## Instructions for the task
This exercise asks for an exact copy of every entry below, with pictures omitted.

## Material provided
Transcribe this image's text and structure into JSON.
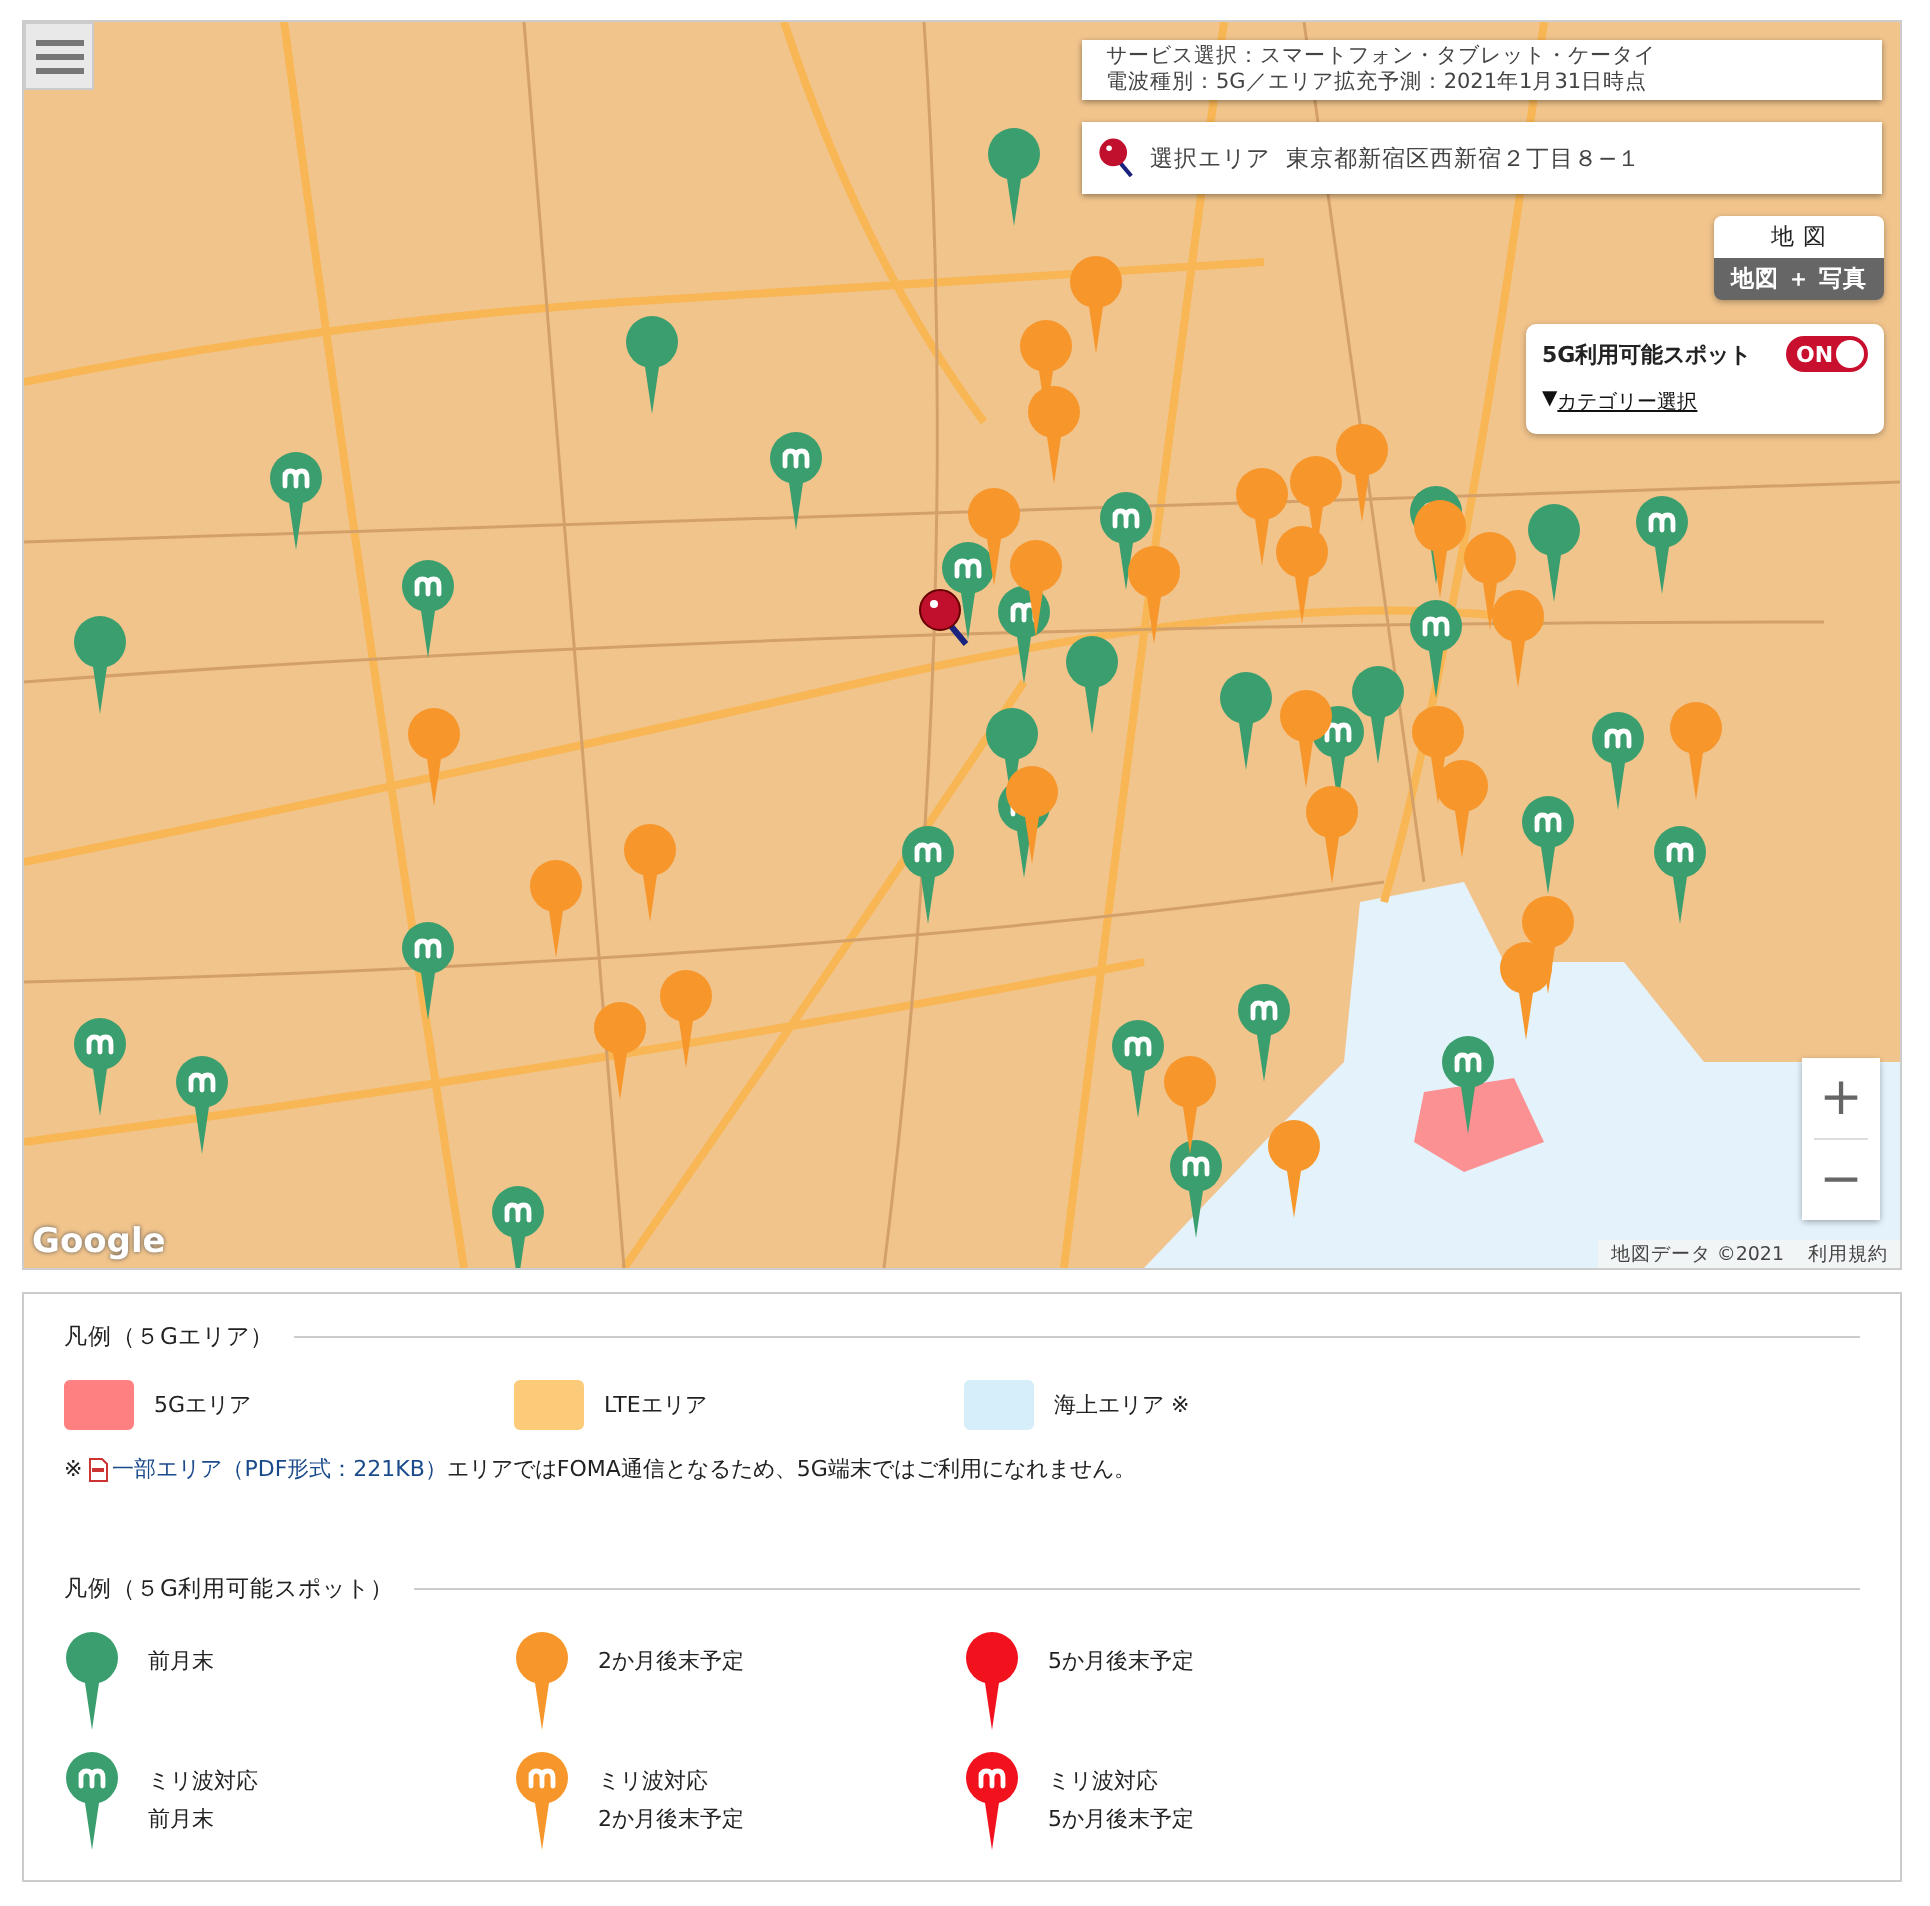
{
  "map": {
    "info_lines": [
      "サービス選択：スマートフォン・タブレット・ケータイ",
      "電波種別：5G／エリア拡充予測：2021年1月31日時点"
    ],
    "selected_area": {
      "label": "選択エリア",
      "address": "東京都新宿区西新宿２丁目８−１"
    },
    "map_types": [
      {
        "label": "地 図",
        "selected": true
      },
      {
        "label": "地図 ＋ 写真",
        "selected": false
      }
    ],
    "spot_toggle": {
      "label": "5G利用可能スポット",
      "on": true,
      "state_text": "ON"
    },
    "category": {
      "arrow": "▼",
      "label": "カテゴリー選択"
    },
    "zoom": {
      "in": "+",
      "out": "−"
    },
    "logo": "Google",
    "attribution": "地図データ ©2021",
    "terms": "利用規約"
  },
  "legend_area": {
    "title": "凡例（５Gエリア）",
    "items": [
      {
        "label": "5Gエリア",
        "color": "#ff8080"
      },
      {
        "label": "LTEエリア",
        "color": "#fccb7a"
      },
      {
        "label": "海上エリア ※",
        "color": "#d6eefa"
      }
    ],
    "note": {
      "mark": "※",
      "link": "一部エリア（PDF形式：221KB）",
      "text": "エリアではFOMA通信となるため、5G端末ではご利用になれません。"
    }
  },
  "legend_spots": {
    "title": "凡例（５G利用可能スポット）",
    "items": [
      {
        "kind": "plain",
        "color": "#3a9e6e",
        "lines": [
          "前月末"
        ]
      },
      {
        "kind": "plain",
        "color": "#f7962a",
        "lines": [
          "2か月後末予定"
        ]
      },
      {
        "kind": "plain",
        "color": "#f2121e",
        "lines": [
          "5か月後末予定"
        ]
      },
      {
        "kind": "mmwave",
        "color": "#3a9e6e",
        "lines": [
          "ミリ波対応",
          "前月末"
        ]
      },
      {
        "kind": "mmwave",
        "color": "#f7962a",
        "lines": [
          "ミリ波対応",
          "2か月後末予定"
        ]
      },
      {
        "kind": "mmwave",
        "color": "#f2121e",
        "lines": [
          "ミリ波対応",
          "5か月後末予定"
        ]
      }
    ]
  }
}
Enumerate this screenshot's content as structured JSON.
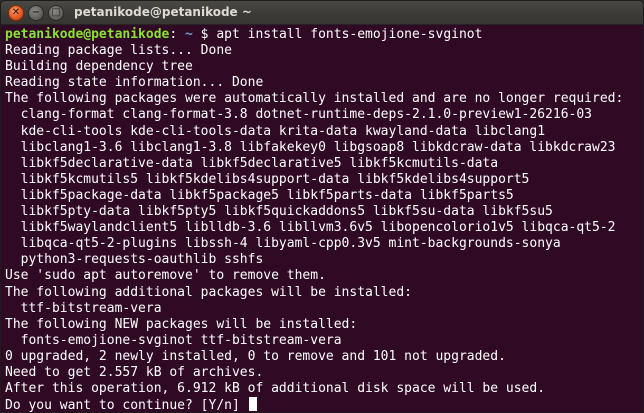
{
  "window": {
    "title": "petanikode@petanikode ~",
    "close_glyph": "✕",
    "min_glyph": "−",
    "max_glyph": "□"
  },
  "prompt": {
    "user_host": "petanikode@petanikode",
    "path": " ~",
    "symbol": " $ ",
    "command": "apt install fonts-emojione-svginot"
  },
  "output": [
    "Reading package lists... Done",
    "Building dependency tree",
    "Reading state information... Done",
    "The following packages were automatically installed and are no longer required:",
    "  clang-format clang-format-3.8 dotnet-runtime-deps-2.1.0-preview1-26216-03",
    "  kde-cli-tools kde-cli-tools-data krita-data kwayland-data libclang1",
    "  libclang1-3.6 libclang1-3.8 libfakekey0 libgsoap8 libkdcraw-data libkdcraw23",
    "  libkf5declarative-data libkf5declarative5 libkf5kcmutils-data",
    "  libkf5kcmutils5 libkf5kdelibs4support-data libkf5kdelibs4support5",
    "  libkf5package-data libkf5package5 libkf5parts-data libkf5parts5",
    "  libkf5pty-data libkf5pty5 libkf5quickaddons5 libkf5su-data libkf5su5",
    "  libkf5waylandclient5 liblldb-3.6 libllvm3.6v5 libopencolorio1v5 libqca-qt5-2",
    "  libqca-qt5-2-plugins libssh-4 libyaml-cpp0.3v5 mint-backgrounds-sonya",
    "  python3-requests-oauthlib sshfs",
    "Use 'sudo apt autoremove' to remove them.",
    "The following additional packages will be installed:",
    "  ttf-bitstream-vera",
    "The following NEW packages will be installed:",
    "  fonts-emojione-svginot ttf-bitstream-vera",
    "0 upgraded, 2 newly installed, 0 to remove and 101 not upgraded.",
    "Need to get 2.557 kB of archives.",
    "After this operation, 6.912 kB of additional disk space will be used."
  ],
  "final_prompt": "Do you want to continue? [Y/n] ",
  "colors": {
    "background": "#300a24",
    "text": "#ffffff",
    "user_host": "#8ae234",
    "path": "#729fcf"
  }
}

## Response below
Transcribe this image's text and structure into JSON.
{
  "map": {
    "info_lines": [
      "サービス選択：スマートフォン・タブレット・ケータイ",
      "電波種別：5G／エリア拡充予測：2021年1月31日時点"
    ],
    "selected_area": {
      "label": "選択エリア",
      "address": "東京都新宿区西新宿２丁目８−１"
    },
    "map_types": [
      {
        "label": "地 図",
        "selected": true
      },
      {
        "label": "地図 ＋ 写真",
        "selected": false
      }
    ],
    "spot_toggle": {
      "label": "5G利用可能スポット",
      "on": true,
      "state_text": "ON"
    },
    "category": {
      "arrow": "▼",
      "label": "カテゴリー選択"
    },
    "zoom": {
      "in": "+",
      "out": "−"
    },
    "logo": "Google",
    "attribution": "地図データ ©2021",
    "terms": "利用規約"
  },
  "legend_area": {
    "title": "凡例（５Gエリア）",
    "items": [
      {
        "label": "5Gエリア",
        "color": "#ff8080"
      },
      {
        "label": "LTEエリア",
        "color": "#fccb7a"
      },
      {
        "label": "海上エリア ※",
        "color": "#d6eefa"
      }
    ],
    "note": {
      "mark": "※",
      "link": "一部エリア（PDF形式：221KB）",
      "text": "エリアではFOMA通信となるため、5G端末ではご利用になれません。"
    }
  },
  "legend_spots": {
    "title": "凡例（５G利用可能スポット）",
    "items": [
      {
        "kind": "plain",
        "color": "#3a9e6e",
        "lines": [
          "前月末"
        ]
      },
      {
        "kind": "plain",
        "color": "#f7962a",
        "lines": [
          "2か月後末予定"
        ]
      },
      {
        "kind": "plain",
        "color": "#f2121e",
        "lines": [
          "5か月後末予定"
        ]
      },
      {
        "kind": "mmwave",
        "color": "#3a9e6e",
        "lines": [
          "ミリ波対応",
          "前月末"
        ]
      },
      {
        "kind": "mmwave",
        "color": "#f7962a",
        "lines": [
          "ミリ波対応",
          "2か月後末予定"
        ]
      },
      {
        "kind": "mmwave",
        "color": "#f2121e",
        "lines": [
          "ミリ波対応",
          "5か月後末予定"
        ]
      }
    ]
  }
}
Enumerate this screenshot's content as structured JSON.
{
  "window": {
    "title": "petanikode@petanikode ~",
    "close_glyph": "✕",
    "min_glyph": "−",
    "max_glyph": "□"
  },
  "prompt": {
    "user_host": "petanikode@petanikode",
    "path": " ~",
    "symbol": " $ ",
    "command": "apt install fonts-emojione-svginot"
  },
  "output": [
    "Reading package lists... Done",
    "Building dependency tree",
    "Reading state information... Done",
    "The following packages were automatically installed and are no longer required:",
    "  clang-format clang-format-3.8 dotnet-runtime-deps-2.1.0-preview1-26216-03",
    "  kde-cli-tools kde-cli-tools-data krita-data kwayland-data libclang1",
    "  libclang1-3.6 libclang1-3.8 libfakekey0 libgsoap8 libkdcraw-data libkdcraw23",
    "  libkf5declarative-data libkf5declarative5 libkf5kcmutils-data",
    "  libkf5kcmutils5 libkf5kdelibs4support-data libkf5kdelibs4support5",
    "  libkf5package-data libkf5package5 libkf5parts-data libkf5parts5",
    "  libkf5pty-data libkf5pty5 libkf5quickaddons5 libkf5su-data libkf5su5",
    "  libkf5waylandclient5 liblldb-3.6 libllvm3.6v5 libopencolorio1v5 libqca-qt5-2",
    "  libqca-qt5-2-plugins libssh-4 libyaml-cpp0.3v5 mint-backgrounds-sonya",
    "  python3-requests-oauthlib sshfs",
    "Use 'sudo apt autoremove' to remove them.",
    "The following additional packages will be installed:",
    "  ttf-bitstream-vera",
    "The following NEW packages will be installed:",
    "  fonts-emojione-svginot ttf-bitstream-vera",
    "0 upgraded, 2 newly installed, 0 to remove and 101 not upgraded.",
    "Need to get 2.557 kB of archives.",
    "After this operation, 6.912 kB of additional disk space will be used."
  ],
  "final_prompt": "Do you want to continue? [Y/n] ",
  "colors": {
    "background": "#300a24",
    "text": "#ffffff",
    "user_host": "#8ae234",
    "path": "#729fcf"
  }
}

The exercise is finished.